[Show abstract][Hide abstract] ABSTRACT: Allosteric modulation of G protein-coupled receptors (GPCRs) is rapidly emerging as a therapeutic strategy. The functional assays that are currently in common use for highthroughput screening at GPCR targets can be used for the identification of both positive allosteric modulators (PAMs) and negative allosteric modulators (NAMs). However, these assays must be modified in order to maximize their potential to detect all allosteric chemotypes within a screening deck. This is particularly true in the case of dynamic Ca2+ flux assays. Specifically, because PAMs often exhibit direct agonist activity in addition to their modulator activity when tested in recombinant receptor systems, and because this agonist activity can desensitize the assay system, compounds must be tested in both agonist and PAM modes in order to avoid false negatives. Additionally, because extremely minor chemical modifications can change a PAM into a NAM and vice versa, the inclusion of an antagonist/NAM mode read is also necessary in order to facilitate the discovery of as many lead chemotypes as possible, as well as to provide the maximum amount of information regarding the structure-activity relationship for these lead chemotypes.
[Show abstract][Hide abstract] ABSTRACT: 2-Arylbenzoxazole 5 was identified as a hit from a fluorescence-based high-throughput screen for CETP inhibitors. The synthesis and SAR investigation employing array synthesis of the A- and B-rings are described.
No preview · Article · May 2008 · Bioorganic & medicinal chemistry letters
[Show abstract][Hide abstract] ABSTRACT: We review strategic approaches taken over an eight-year period at BMS to implement new high-throughput approaches to lead discovery. Investments in compound management infrastructure and chemistry library production capability allowed significant growth in the size, diversity and quality of the BMS compound collection. Screening platforms were upgraded with robust automated technology to support miniaturized assay formats, while workflows and information handling technologies were streamlined for improved performance. These technology changes drove the need for a supporting organization in which critical engineering, informatics and scientific skills were more strongly represented.
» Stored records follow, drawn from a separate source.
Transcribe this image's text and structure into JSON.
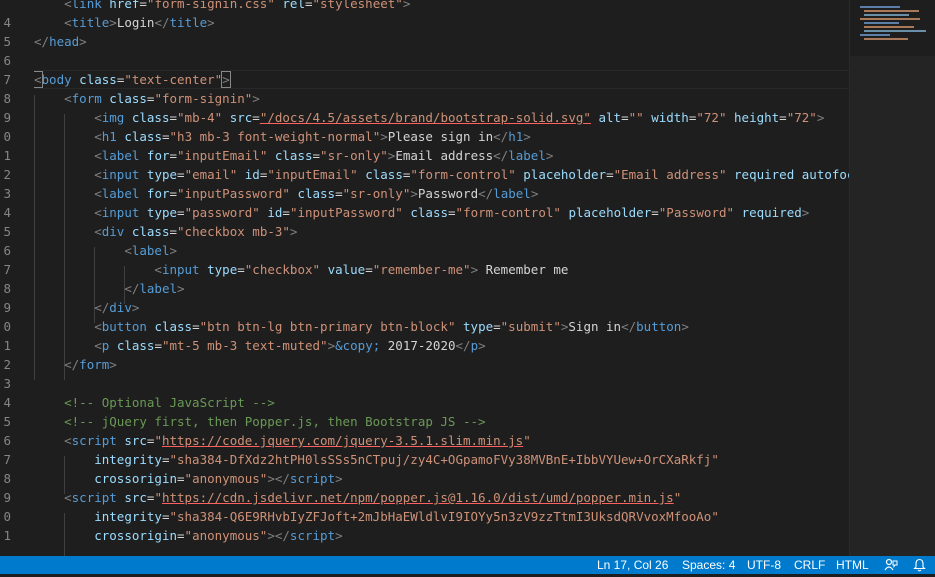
{
  "editor": {
    "line_numbers": [
      "",
      "4",
      "5",
      "6",
      "7",
      "8",
      "9",
      "0",
      "1",
      "2",
      "3",
      "4",
      "5",
      "6",
      "7",
      "8",
      "9",
      "0",
      "1",
      "2",
      "3",
      "4",
      "5",
      "6",
      "7",
      "8",
      "9",
      "0",
      "1"
    ],
    "lines": [
      [
        {
          "c": "t-x",
          "t": "    "
        },
        {
          "c": "t-p",
          "t": "<"
        },
        {
          "c": "t-t",
          "t": "link"
        },
        {
          "c": "t-x",
          "t": " "
        },
        {
          "c": "t-a",
          "t": "href"
        },
        {
          "c": "t-x",
          "t": "="
        },
        {
          "c": "t-s",
          "t": "\"form-signin.css\""
        },
        {
          "c": "t-x",
          "t": " "
        },
        {
          "c": "t-a",
          "t": "rel"
        },
        {
          "c": "t-x",
          "t": "="
        },
        {
          "c": "t-s",
          "t": "\"stylesheet\""
        },
        {
          "c": "t-p",
          "t": ">"
        }
      ],
      [
        {
          "c": "t-x",
          "t": "    "
        },
        {
          "c": "t-p",
          "t": "<"
        },
        {
          "c": "t-t",
          "t": "title"
        },
        {
          "c": "t-p",
          "t": ">"
        },
        {
          "c": "t-x",
          "t": "Login"
        },
        {
          "c": "t-p",
          "t": "</"
        },
        {
          "c": "t-t",
          "t": "title"
        },
        {
          "c": "t-p",
          "t": ">"
        }
      ],
      [
        {
          "c": "t-p",
          "t": "</"
        },
        {
          "c": "t-t",
          "t": "head"
        },
        {
          "c": "t-p",
          "t": ">"
        }
      ],
      [],
      [
        {
          "c": "t-p bracket",
          "t": "<"
        },
        {
          "c": "t-t",
          "t": "body"
        },
        {
          "c": "t-x",
          "t": " "
        },
        {
          "c": "t-a",
          "t": "class"
        },
        {
          "c": "t-x",
          "t": "="
        },
        {
          "c": "t-s",
          "t": "\"text-center\""
        },
        {
          "c": "t-p bracket",
          "t": ">"
        }
      ],
      [
        {
          "c": "t-x",
          "t": "    "
        },
        {
          "c": "t-p",
          "t": "<"
        },
        {
          "c": "t-t",
          "t": "form"
        },
        {
          "c": "t-x",
          "t": " "
        },
        {
          "c": "t-a",
          "t": "class"
        },
        {
          "c": "t-x",
          "t": "="
        },
        {
          "c": "t-s",
          "t": "\"form-signin\""
        },
        {
          "c": "t-p",
          "t": ">"
        }
      ],
      [
        {
          "c": "t-x",
          "t": "        "
        },
        {
          "c": "t-p",
          "t": "<"
        },
        {
          "c": "t-t",
          "t": "img"
        },
        {
          "c": "t-x",
          "t": " "
        },
        {
          "c": "t-a",
          "t": "class"
        },
        {
          "c": "t-x",
          "t": "="
        },
        {
          "c": "t-s",
          "t": "\"mb-4\""
        },
        {
          "c": "t-x",
          "t": " "
        },
        {
          "c": "t-a",
          "t": "src"
        },
        {
          "c": "t-x",
          "t": "="
        },
        {
          "c": "t-s ul-red",
          "t": "\"/docs/4.5/assets/brand/bootstrap-solid.svg\""
        },
        {
          "c": "t-x",
          "t": " "
        },
        {
          "c": "t-a",
          "t": "alt"
        },
        {
          "c": "t-x",
          "t": "="
        },
        {
          "c": "t-s",
          "t": "\"\""
        },
        {
          "c": "t-x",
          "t": " "
        },
        {
          "c": "t-a",
          "t": "width"
        },
        {
          "c": "t-x",
          "t": "="
        },
        {
          "c": "t-s",
          "t": "\"72\""
        },
        {
          "c": "t-x",
          "t": " "
        },
        {
          "c": "t-a",
          "t": "height"
        },
        {
          "c": "t-x",
          "t": "="
        },
        {
          "c": "t-s",
          "t": "\"72\""
        },
        {
          "c": "t-p",
          "t": ">"
        }
      ],
      [
        {
          "c": "t-x",
          "t": "        "
        },
        {
          "c": "t-p",
          "t": "<"
        },
        {
          "c": "t-t",
          "t": "h1"
        },
        {
          "c": "t-x",
          "t": " "
        },
        {
          "c": "t-a",
          "t": "class"
        },
        {
          "c": "t-x",
          "t": "="
        },
        {
          "c": "t-s",
          "t": "\"h3 mb-3 font-weight-normal\""
        },
        {
          "c": "t-p",
          "t": ">"
        },
        {
          "c": "t-x",
          "t": "Please sign in"
        },
        {
          "c": "t-p",
          "t": "</"
        },
        {
          "c": "t-t",
          "t": "h1"
        },
        {
          "c": "t-p",
          "t": ">"
        }
      ],
      [
        {
          "c": "t-x",
          "t": "        "
        },
        {
          "c": "t-p",
          "t": "<"
        },
        {
          "c": "t-t",
          "t": "label"
        },
        {
          "c": "t-x",
          "t": " "
        },
        {
          "c": "t-a",
          "t": "for"
        },
        {
          "c": "t-x",
          "t": "="
        },
        {
          "c": "t-s",
          "t": "\"inputEmail\""
        },
        {
          "c": "t-x",
          "t": " "
        },
        {
          "c": "t-a",
          "t": "class"
        },
        {
          "c": "t-x",
          "t": "="
        },
        {
          "c": "t-s",
          "t": "\"sr-only\""
        },
        {
          "c": "t-p",
          "t": ">"
        },
        {
          "c": "t-x",
          "t": "Email address"
        },
        {
          "c": "t-p",
          "t": "</"
        },
        {
          "c": "t-t",
          "t": "label"
        },
        {
          "c": "t-p",
          "t": ">"
        }
      ],
      [
        {
          "c": "t-x",
          "t": "        "
        },
        {
          "c": "t-p",
          "t": "<"
        },
        {
          "c": "t-t",
          "t": "input"
        },
        {
          "c": "t-x",
          "t": " "
        },
        {
          "c": "t-a",
          "t": "type"
        },
        {
          "c": "t-x",
          "t": "="
        },
        {
          "c": "t-s",
          "t": "\"email\""
        },
        {
          "c": "t-x",
          "t": " "
        },
        {
          "c": "t-a",
          "t": "id"
        },
        {
          "c": "t-x",
          "t": "="
        },
        {
          "c": "t-s",
          "t": "\"inputEmail\""
        },
        {
          "c": "t-x",
          "t": " "
        },
        {
          "c": "t-a",
          "t": "class"
        },
        {
          "c": "t-x",
          "t": "="
        },
        {
          "c": "t-s",
          "t": "\"form-control\""
        },
        {
          "c": "t-x",
          "t": " "
        },
        {
          "c": "t-a",
          "t": "placeholder"
        },
        {
          "c": "t-x",
          "t": "="
        },
        {
          "c": "t-s",
          "t": "\"Email address\""
        },
        {
          "c": "t-x",
          "t": " "
        },
        {
          "c": "t-a",
          "t": "required"
        },
        {
          "c": "t-x",
          "t": " "
        },
        {
          "c": "t-a",
          "t": "autofocus"
        },
        {
          "c": "t-p",
          "t": ">"
        }
      ],
      [
        {
          "c": "t-x",
          "t": "        "
        },
        {
          "c": "t-p",
          "t": "<"
        },
        {
          "c": "t-t",
          "t": "label"
        },
        {
          "c": "t-x",
          "t": " "
        },
        {
          "c": "t-a",
          "t": "for"
        },
        {
          "c": "t-x",
          "t": "="
        },
        {
          "c": "t-s",
          "t": "\"inputPassword\""
        },
        {
          "c": "t-x",
          "t": " "
        },
        {
          "c": "t-a",
          "t": "class"
        },
        {
          "c": "t-x",
          "t": "="
        },
        {
          "c": "t-s",
          "t": "\"sr-only\""
        },
        {
          "c": "t-p",
          "t": ">"
        },
        {
          "c": "t-x",
          "t": "Password"
        },
        {
          "c": "t-p",
          "t": "</"
        },
        {
          "c": "t-t",
          "t": "label"
        },
        {
          "c": "t-p",
          "t": ">"
        }
      ],
      [
        {
          "c": "t-x",
          "t": "        "
        },
        {
          "c": "t-p",
          "t": "<"
        },
        {
          "c": "t-t",
          "t": "input"
        },
        {
          "c": "t-x",
          "t": " "
        },
        {
          "c": "t-a",
          "t": "type"
        },
        {
          "c": "t-x",
          "t": "="
        },
        {
          "c": "t-s",
          "t": "\"password\""
        },
        {
          "c": "t-x",
          "t": " "
        },
        {
          "c": "t-a",
          "t": "id"
        },
        {
          "c": "t-x",
          "t": "="
        },
        {
          "c": "t-s",
          "t": "\"inputPassword\""
        },
        {
          "c": "t-x",
          "t": " "
        },
        {
          "c": "t-a",
          "t": "class"
        },
        {
          "c": "t-x",
          "t": "="
        },
        {
          "c": "t-s",
          "t": "\"form-control\""
        },
        {
          "c": "t-x",
          "t": " "
        },
        {
          "c": "t-a",
          "t": "placeholder"
        },
        {
          "c": "t-x",
          "t": "="
        },
        {
          "c": "t-s",
          "t": "\"Password\""
        },
        {
          "c": "t-x",
          "t": " "
        },
        {
          "c": "t-a",
          "t": "required"
        },
        {
          "c": "t-p",
          "t": ">"
        }
      ],
      [
        {
          "c": "t-x",
          "t": "        "
        },
        {
          "c": "t-p",
          "t": "<"
        },
        {
          "c": "t-t",
          "t": "div"
        },
        {
          "c": "t-x",
          "t": " "
        },
        {
          "c": "t-a",
          "t": "class"
        },
        {
          "c": "t-x",
          "t": "="
        },
        {
          "c": "t-s",
          "t": "\"checkbox mb-3\""
        },
        {
          "c": "t-p",
          "t": ">"
        }
      ],
      [
        {
          "c": "t-x",
          "t": "            "
        },
        {
          "c": "t-p",
          "t": "<"
        },
        {
          "c": "t-t",
          "t": "label"
        },
        {
          "c": "t-p",
          "t": ">"
        }
      ],
      [
        {
          "c": "t-x",
          "t": "                "
        },
        {
          "c": "t-p",
          "t": "<"
        },
        {
          "c": "t-t",
          "t": "input"
        },
        {
          "c": "t-x",
          "t": " "
        },
        {
          "c": "t-a",
          "t": "type"
        },
        {
          "c": "t-x",
          "t": "="
        },
        {
          "c": "t-s",
          "t": "\"checkbox\""
        },
        {
          "c": "t-x",
          "t": " "
        },
        {
          "c": "t-a",
          "t": "value"
        },
        {
          "c": "t-x",
          "t": "="
        },
        {
          "c": "t-s",
          "t": "\"remember-me\""
        },
        {
          "c": "t-p",
          "t": ">"
        },
        {
          "c": "t-x",
          "t": " Remember me"
        }
      ],
      [
        {
          "c": "t-x",
          "t": "            "
        },
        {
          "c": "t-p",
          "t": "</"
        },
        {
          "c": "t-t",
          "t": "label"
        },
        {
          "c": "t-p",
          "t": ">"
        }
      ],
      [
        {
          "c": "t-x",
          "t": "        "
        },
        {
          "c": "t-p",
          "t": "</"
        },
        {
          "c": "t-t",
          "t": "div"
        },
        {
          "c": "t-p",
          "t": ">"
        }
      ],
      [
        {
          "c": "t-x",
          "t": "        "
        },
        {
          "c": "t-p",
          "t": "<"
        },
        {
          "c": "t-t",
          "t": "button"
        },
        {
          "c": "t-x",
          "t": " "
        },
        {
          "c": "t-a",
          "t": "class"
        },
        {
          "c": "t-x",
          "t": "="
        },
        {
          "c": "t-s",
          "t": "\"btn btn-lg btn-primary btn-block\""
        },
        {
          "c": "t-x",
          "t": " "
        },
        {
          "c": "t-a",
          "t": "type"
        },
        {
          "c": "t-x",
          "t": "="
        },
        {
          "c": "t-s",
          "t": "\"submit\""
        },
        {
          "c": "t-p",
          "t": ">"
        },
        {
          "c": "t-x",
          "t": "Sign in"
        },
        {
          "c": "t-p",
          "t": "</"
        },
        {
          "c": "t-t",
          "t": "button"
        },
        {
          "c": "t-p",
          "t": ">"
        }
      ],
      [
        {
          "c": "t-x",
          "t": "        "
        },
        {
          "c": "t-p",
          "t": "<"
        },
        {
          "c": "t-t",
          "t": "p"
        },
        {
          "c": "t-x",
          "t": " "
        },
        {
          "c": "t-a",
          "t": "class"
        },
        {
          "c": "t-x",
          "t": "="
        },
        {
          "c": "t-s",
          "t": "\"mt-5 mb-3 text-muted\""
        },
        {
          "c": "t-p",
          "t": ">"
        },
        {
          "c": "t-e",
          "t": "&copy;"
        },
        {
          "c": "t-x",
          "t": " 2017-2020"
        },
        {
          "c": "t-p",
          "t": "</"
        },
        {
          "c": "t-t",
          "t": "p"
        },
        {
          "c": "t-p",
          "t": ">"
        }
      ],
      [
        {
          "c": "t-x",
          "t": "    "
        },
        {
          "c": "t-p",
          "t": "</"
        },
        {
          "c": "t-t",
          "t": "form"
        },
        {
          "c": "t-p",
          "t": ">"
        }
      ],
      [],
      [
        {
          "c": "t-x",
          "t": "    "
        },
        {
          "c": "t-c",
          "t": "<!-- Optional JavaScript -->"
        }
      ],
      [
        {
          "c": "t-x",
          "t": "    "
        },
        {
          "c": "t-c",
          "t": "<!-- jQuery first, then Popper.js, then Bootstrap JS -->"
        }
      ],
      [
        {
          "c": "t-x",
          "t": "    "
        },
        {
          "c": "t-p",
          "t": "<"
        },
        {
          "c": "t-t",
          "t": "script"
        },
        {
          "c": "t-x",
          "t": " "
        },
        {
          "c": "t-a",
          "t": "src"
        },
        {
          "c": "t-x",
          "t": "="
        },
        {
          "c": "t-s",
          "t": "\""
        },
        {
          "c": "t-s ul-red",
          "t": "https://code.jquery.com/jquery-3.5.1.slim.min.js"
        },
        {
          "c": "t-s",
          "t": "\""
        }
      ],
      [
        {
          "c": "t-x",
          "t": "        "
        },
        {
          "c": "t-a",
          "t": "integrity"
        },
        {
          "c": "t-x",
          "t": "="
        },
        {
          "c": "t-s",
          "t": "\"sha384-DfXdz2htPH0lsSSs5nCTpuj/zy4C+OGpamoFVy38MVBnE+IbbVYUew+OrCXaRkfj\""
        }
      ],
      [
        {
          "c": "t-x",
          "t": "        "
        },
        {
          "c": "t-a",
          "t": "crossorigin"
        },
        {
          "c": "t-x",
          "t": "="
        },
        {
          "c": "t-s",
          "t": "\"anonymous\""
        },
        {
          "c": "t-p",
          "t": "></"
        },
        {
          "c": "t-t",
          "t": "script"
        },
        {
          "c": "t-p",
          "t": ">"
        }
      ],
      [
        {
          "c": "t-x",
          "t": "    "
        },
        {
          "c": "t-p",
          "t": "<"
        },
        {
          "c": "t-t",
          "t": "script"
        },
        {
          "c": "t-x",
          "t": " "
        },
        {
          "c": "t-a",
          "t": "src"
        },
        {
          "c": "t-x",
          "t": "="
        },
        {
          "c": "t-s",
          "t": "\""
        },
        {
          "c": "t-s ul-red",
          "t": "https://cdn.jsdelivr.net/npm/popper.js@1.16.0/dist/umd/popper.min.js"
        },
        {
          "c": "t-s",
          "t": "\""
        }
      ],
      [
        {
          "c": "t-x",
          "t": "        "
        },
        {
          "c": "t-a",
          "t": "integrity"
        },
        {
          "c": "t-x",
          "t": "="
        },
        {
          "c": "t-s",
          "t": "\"sha384-Q6E9RHvbIyZFJoft+2mJbHaEWldlvI9IOYy5n3zV9zzTtmI3UksdQRVvoxMfooAo\""
        }
      ],
      [
        {
          "c": "t-x",
          "t": "        "
        },
        {
          "c": "t-a",
          "t": "crossorigin"
        },
        {
          "c": "t-x",
          "t": "="
        },
        {
          "c": "t-s",
          "t": "\"anonymous\""
        },
        {
          "c": "t-p",
          "t": "></"
        },
        {
          "c": "t-t",
          "t": "script"
        },
        {
          "c": "t-p",
          "t": ">"
        }
      ]
    ]
  },
  "status_bar": {
    "position": "Ln 17, Col 26",
    "spaces": "Spaces: 4",
    "encoding": "UTF-8",
    "eol": "CRLF",
    "language": "HTML",
    "feedback_icon": "person-feedback-icon",
    "bell_icon": "bell-icon"
  },
  "colors": {
    "background": "#1e1e1e",
    "status_bar": "#007acc",
    "tag": "#569cd6",
    "attribute": "#9cdcfe",
    "string": "#ce9178",
    "comment": "#6a9955"
  }
}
Taken together, these investments led to significant improvements in speed and productivity as well a greater impact of screening campaigns on the initiation of new drug discovery programs.
No preview · Article · Feb 2008 · Drug Discovery Today
[Show abstract][Hide abstract] ABSTRACT: Cryopreserved, transiently transfected HepG2 cells were compared to freshly transfected HepG2 cells for use in a pregnane X receptor (PXR) transactivation assay. Assay performance was similar for both cell preparations; however, cryopreserved cells demonstrated less interassay variation. Validation with drugs of different PXR activation potencies and efficacies demonstrated an excellent correlation (r(2) > 0.95) between cryopreserved and fresh cells. Cryopreservation did not change the effect of known CYP3A4 inducers that have poor cell permeability, indicating that cryopreservation had little effect on membrane permeability. In addition, cryopreserved HepG2 cells did not exhibit enhanced susceptibility to cytotoxic compounds compared to transiently transfected control cells. The use of cryopreserved cells enables this assay to run with enhanced efficiency.
Full-text · Article · Mar 2007 · Journal of Biomolecular Screening
[Show abstract][Hide abstract] ABSTRACT: Introduction Evolution and Integration of HT Platforms into the Discovery Process HTS Automated Systems: Technology and Process Advances in High-Throughput Bioassay Technology References